From Denny: It turns out our brain's short-term memory can usually only handle between 5 to 9 data chunks at a time before clearing the cache. It doesn't help any that our brains love pattern and predictable patterns at that. We like to organize new information and our perception into patterns. That's why music is so easy to remember.
Take into account that a really good joke relies upon subverting the predictable pattern recognition we expect. Jokes love shouting the unexpected to our brains, like a magician utilizing misdirection, starting on one path and then suddenly jerking us on to another path.
"Robert Provine, a professor of psychology at the University of Maryland, 'What makes a joke successful are the same properties that can make it difficult to remember.'"
We can remember the cliched jokes like the mother-in-law ones. Why? They have predictable patterns!
An additional reason we can't easily recall that stellar joke:
"Daniel L. Schacter, a professor of psychology at Harvard, there is a big difference between verbatim recall of all the details of an event and gist recall of its general meaning. Jokes tend to live or die because of the details of nuance, precision and timing."
*** THE ARTICLE CLIP ***
"By all accounts, my grandfather Nathan had the comic ambitions of a Jack Benny but the comic gifts of a John Kerry. Undeterred, he always kept a few blank index cards in his pocket, so that if he happened to hear a good joke, he’d have someplace to write it down.
Like many people, I can never remember a joke. I hear or read something hilarious, I laugh loudly enough to embarrass everybody else in the library, and then I instantly forget everything about it — everything except the fact, always popular around the dinner table, that 'I heard a great joke today, but now I can’t remember what it was.'
For researchers who study memory, the ease with which people forget jokes is one of those quirks, those little skids on the neuronal banana peel, that end up revealing a surprising amount about the underlying architecture of memory.
And there are plenty of other similarly illuminating examples of memory’s whimsy and bad taste — like why you may forget your spouse’s birthday but will go to your deathbed remembering every word of the “Gilligan’s Island” theme song. And why you must chop a string of data like a phone number into manageable and predictable chunks to remember it and will fall to pieces if you are in Britain and hear a number read out as “double-four, double-three.” And why your efforts to fill in a sudden memory lapse by asking your companions, “Hey, what was the name of that actor who starred in the movie we saw on Friday?” may well fail, because (what useless friends!) now they’ve all forgotten, too.

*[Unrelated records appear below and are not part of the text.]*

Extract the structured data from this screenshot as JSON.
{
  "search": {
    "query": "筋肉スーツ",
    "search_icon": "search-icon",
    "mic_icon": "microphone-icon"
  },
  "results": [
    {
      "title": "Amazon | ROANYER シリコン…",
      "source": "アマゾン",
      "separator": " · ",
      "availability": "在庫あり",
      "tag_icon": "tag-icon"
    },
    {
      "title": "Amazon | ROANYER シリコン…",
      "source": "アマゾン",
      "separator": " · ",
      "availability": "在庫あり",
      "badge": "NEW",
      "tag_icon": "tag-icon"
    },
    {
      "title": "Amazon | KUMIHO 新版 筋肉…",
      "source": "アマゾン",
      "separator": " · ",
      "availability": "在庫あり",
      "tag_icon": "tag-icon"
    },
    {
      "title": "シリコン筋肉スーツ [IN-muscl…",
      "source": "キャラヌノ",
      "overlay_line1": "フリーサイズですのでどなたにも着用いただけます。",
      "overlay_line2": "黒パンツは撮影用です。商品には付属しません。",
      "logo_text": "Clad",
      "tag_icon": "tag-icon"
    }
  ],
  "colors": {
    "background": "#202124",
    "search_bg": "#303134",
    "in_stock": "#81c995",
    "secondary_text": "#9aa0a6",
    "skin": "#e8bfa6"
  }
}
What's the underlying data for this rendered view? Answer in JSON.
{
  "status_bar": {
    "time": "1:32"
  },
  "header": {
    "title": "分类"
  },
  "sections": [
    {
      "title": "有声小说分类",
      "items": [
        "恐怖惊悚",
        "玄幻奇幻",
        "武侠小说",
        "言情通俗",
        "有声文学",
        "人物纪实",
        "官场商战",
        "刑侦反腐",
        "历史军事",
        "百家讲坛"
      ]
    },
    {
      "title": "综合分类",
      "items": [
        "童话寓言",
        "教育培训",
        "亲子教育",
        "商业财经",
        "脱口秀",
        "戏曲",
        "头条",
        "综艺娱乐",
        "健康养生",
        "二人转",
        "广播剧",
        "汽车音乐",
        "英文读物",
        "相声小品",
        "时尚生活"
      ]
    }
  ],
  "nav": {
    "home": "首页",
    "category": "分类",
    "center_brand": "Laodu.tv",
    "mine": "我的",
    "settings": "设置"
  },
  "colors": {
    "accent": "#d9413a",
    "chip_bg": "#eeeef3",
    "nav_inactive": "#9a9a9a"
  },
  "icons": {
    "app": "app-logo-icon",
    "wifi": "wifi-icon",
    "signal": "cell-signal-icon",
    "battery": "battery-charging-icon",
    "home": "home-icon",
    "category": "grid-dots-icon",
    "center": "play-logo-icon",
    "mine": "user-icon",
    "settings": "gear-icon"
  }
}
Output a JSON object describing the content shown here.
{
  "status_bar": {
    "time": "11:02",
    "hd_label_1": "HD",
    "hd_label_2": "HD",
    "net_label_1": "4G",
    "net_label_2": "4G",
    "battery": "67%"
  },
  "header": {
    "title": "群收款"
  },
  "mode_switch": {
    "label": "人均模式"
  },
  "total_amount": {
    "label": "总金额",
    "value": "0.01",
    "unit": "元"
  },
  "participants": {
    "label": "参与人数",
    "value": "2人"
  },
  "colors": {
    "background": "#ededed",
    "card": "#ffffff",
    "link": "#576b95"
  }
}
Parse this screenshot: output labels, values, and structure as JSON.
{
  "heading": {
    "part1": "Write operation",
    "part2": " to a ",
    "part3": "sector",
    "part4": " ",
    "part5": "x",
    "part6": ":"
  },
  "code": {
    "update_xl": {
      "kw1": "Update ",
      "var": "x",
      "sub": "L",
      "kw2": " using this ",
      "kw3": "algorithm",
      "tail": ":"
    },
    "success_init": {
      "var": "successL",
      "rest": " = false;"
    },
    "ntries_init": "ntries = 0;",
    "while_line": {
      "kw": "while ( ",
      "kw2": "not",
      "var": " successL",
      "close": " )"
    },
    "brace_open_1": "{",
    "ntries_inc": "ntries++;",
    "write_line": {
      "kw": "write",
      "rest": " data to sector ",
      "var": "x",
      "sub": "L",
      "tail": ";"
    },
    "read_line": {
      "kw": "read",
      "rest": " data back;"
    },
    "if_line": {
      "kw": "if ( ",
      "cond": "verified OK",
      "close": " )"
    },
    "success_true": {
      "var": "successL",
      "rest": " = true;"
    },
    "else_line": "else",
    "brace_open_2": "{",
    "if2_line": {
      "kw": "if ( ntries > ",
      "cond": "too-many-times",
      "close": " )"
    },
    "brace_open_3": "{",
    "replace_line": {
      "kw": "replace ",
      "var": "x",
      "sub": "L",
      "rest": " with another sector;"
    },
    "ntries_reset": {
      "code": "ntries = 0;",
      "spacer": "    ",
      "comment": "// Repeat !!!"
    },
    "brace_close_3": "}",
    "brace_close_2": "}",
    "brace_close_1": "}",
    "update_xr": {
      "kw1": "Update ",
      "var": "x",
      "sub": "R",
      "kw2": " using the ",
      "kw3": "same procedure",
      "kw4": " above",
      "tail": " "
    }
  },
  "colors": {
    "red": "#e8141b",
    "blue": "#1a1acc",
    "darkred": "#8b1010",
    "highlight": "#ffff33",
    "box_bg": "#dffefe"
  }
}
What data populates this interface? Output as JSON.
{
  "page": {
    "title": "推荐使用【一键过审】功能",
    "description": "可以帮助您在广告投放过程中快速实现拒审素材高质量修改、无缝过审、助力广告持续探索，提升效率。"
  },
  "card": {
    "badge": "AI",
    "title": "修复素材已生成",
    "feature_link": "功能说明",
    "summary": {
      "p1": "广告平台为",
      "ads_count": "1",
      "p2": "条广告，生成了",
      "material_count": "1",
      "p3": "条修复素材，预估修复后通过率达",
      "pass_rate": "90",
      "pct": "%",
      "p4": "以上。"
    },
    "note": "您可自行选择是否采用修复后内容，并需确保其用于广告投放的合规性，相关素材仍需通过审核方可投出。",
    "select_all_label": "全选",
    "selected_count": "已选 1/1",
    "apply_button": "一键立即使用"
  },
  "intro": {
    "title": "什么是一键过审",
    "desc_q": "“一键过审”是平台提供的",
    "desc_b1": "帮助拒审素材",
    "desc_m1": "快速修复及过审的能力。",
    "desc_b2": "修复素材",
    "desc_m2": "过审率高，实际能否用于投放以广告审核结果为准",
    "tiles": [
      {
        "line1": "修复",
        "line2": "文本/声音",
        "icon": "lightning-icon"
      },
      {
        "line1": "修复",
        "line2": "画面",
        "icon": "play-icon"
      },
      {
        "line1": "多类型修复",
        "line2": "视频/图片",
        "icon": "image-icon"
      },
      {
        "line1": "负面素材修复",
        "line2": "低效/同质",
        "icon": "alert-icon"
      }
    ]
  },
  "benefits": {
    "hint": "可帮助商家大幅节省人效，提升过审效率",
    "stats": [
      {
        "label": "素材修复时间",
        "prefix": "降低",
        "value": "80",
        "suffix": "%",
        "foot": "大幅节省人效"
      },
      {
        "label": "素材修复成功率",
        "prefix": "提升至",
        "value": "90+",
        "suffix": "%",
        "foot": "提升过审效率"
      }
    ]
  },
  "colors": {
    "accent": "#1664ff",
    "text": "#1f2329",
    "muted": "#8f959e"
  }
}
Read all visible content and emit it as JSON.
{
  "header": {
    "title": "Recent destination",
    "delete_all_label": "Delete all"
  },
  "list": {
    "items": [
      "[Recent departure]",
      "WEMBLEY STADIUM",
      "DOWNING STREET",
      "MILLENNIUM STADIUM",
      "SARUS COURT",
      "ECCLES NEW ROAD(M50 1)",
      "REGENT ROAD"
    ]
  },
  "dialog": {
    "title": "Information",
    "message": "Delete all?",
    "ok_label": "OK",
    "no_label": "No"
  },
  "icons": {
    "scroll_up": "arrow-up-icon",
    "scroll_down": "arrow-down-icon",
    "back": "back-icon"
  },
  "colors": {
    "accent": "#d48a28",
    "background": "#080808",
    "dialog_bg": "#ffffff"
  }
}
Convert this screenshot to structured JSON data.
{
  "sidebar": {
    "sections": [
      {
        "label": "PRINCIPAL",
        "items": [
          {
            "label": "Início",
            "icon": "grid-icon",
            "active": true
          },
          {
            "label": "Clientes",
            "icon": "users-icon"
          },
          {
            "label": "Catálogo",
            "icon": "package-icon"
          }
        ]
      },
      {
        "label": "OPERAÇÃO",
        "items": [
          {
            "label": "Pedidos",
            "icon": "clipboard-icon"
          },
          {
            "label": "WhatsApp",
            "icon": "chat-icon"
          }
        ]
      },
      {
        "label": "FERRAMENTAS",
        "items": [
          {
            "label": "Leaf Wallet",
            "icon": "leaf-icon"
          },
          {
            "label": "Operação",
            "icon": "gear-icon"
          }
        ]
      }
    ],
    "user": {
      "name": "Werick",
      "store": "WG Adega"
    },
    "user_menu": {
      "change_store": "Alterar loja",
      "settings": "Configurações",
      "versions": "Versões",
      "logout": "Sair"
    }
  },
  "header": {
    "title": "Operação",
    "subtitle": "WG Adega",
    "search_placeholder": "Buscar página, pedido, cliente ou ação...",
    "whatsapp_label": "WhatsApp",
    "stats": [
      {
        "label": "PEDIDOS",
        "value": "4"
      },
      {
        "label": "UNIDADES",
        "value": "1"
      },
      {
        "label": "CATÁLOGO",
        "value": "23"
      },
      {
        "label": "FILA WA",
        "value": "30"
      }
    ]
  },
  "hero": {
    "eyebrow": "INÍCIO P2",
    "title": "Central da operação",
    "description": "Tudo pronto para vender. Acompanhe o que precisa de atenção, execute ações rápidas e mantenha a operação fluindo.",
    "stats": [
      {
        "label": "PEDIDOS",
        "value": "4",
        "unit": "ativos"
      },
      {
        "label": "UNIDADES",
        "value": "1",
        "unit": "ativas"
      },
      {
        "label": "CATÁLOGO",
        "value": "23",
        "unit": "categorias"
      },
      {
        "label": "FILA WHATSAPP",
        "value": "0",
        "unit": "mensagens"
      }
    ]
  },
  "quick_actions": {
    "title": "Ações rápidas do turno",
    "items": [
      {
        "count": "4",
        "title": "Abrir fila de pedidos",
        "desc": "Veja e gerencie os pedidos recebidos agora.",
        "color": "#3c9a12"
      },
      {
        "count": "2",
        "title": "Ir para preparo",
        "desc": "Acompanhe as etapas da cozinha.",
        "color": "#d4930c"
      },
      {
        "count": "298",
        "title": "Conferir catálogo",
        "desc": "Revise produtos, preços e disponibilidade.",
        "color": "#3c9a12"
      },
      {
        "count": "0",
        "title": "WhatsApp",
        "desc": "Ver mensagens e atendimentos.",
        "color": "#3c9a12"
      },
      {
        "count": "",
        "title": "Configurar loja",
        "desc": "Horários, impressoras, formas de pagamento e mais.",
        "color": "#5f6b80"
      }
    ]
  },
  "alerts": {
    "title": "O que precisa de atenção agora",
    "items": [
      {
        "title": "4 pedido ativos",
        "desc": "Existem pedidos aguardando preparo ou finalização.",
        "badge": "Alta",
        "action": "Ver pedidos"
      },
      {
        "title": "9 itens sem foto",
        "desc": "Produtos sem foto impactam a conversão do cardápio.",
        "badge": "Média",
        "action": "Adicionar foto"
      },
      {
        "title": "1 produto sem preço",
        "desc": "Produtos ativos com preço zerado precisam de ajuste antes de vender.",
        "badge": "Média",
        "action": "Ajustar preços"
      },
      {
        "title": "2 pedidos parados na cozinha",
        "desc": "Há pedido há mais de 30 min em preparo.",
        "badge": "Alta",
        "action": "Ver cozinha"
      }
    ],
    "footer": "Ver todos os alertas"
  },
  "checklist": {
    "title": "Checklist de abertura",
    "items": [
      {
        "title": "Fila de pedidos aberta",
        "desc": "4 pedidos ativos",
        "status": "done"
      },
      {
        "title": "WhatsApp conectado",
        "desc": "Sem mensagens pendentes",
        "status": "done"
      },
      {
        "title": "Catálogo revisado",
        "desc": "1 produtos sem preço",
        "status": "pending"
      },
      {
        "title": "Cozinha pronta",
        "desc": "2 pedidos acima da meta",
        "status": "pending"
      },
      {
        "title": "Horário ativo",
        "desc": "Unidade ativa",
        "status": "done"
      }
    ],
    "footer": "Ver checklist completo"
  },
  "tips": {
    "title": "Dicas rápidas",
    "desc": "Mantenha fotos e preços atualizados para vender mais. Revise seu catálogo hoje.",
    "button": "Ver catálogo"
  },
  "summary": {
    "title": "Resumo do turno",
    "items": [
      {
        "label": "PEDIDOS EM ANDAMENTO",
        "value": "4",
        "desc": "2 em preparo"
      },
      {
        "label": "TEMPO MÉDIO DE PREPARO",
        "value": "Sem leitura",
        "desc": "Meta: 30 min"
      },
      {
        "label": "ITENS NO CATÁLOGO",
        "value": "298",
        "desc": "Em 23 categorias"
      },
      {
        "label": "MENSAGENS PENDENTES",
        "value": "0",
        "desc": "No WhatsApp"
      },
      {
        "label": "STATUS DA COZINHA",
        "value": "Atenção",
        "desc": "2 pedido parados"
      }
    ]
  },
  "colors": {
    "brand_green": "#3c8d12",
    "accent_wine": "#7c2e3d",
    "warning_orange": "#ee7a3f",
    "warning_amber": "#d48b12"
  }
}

Welcome to the human brain, your three-pound throne of wisdom with the whoopee cushion on the seat."
By Natalie Angier @ New York Times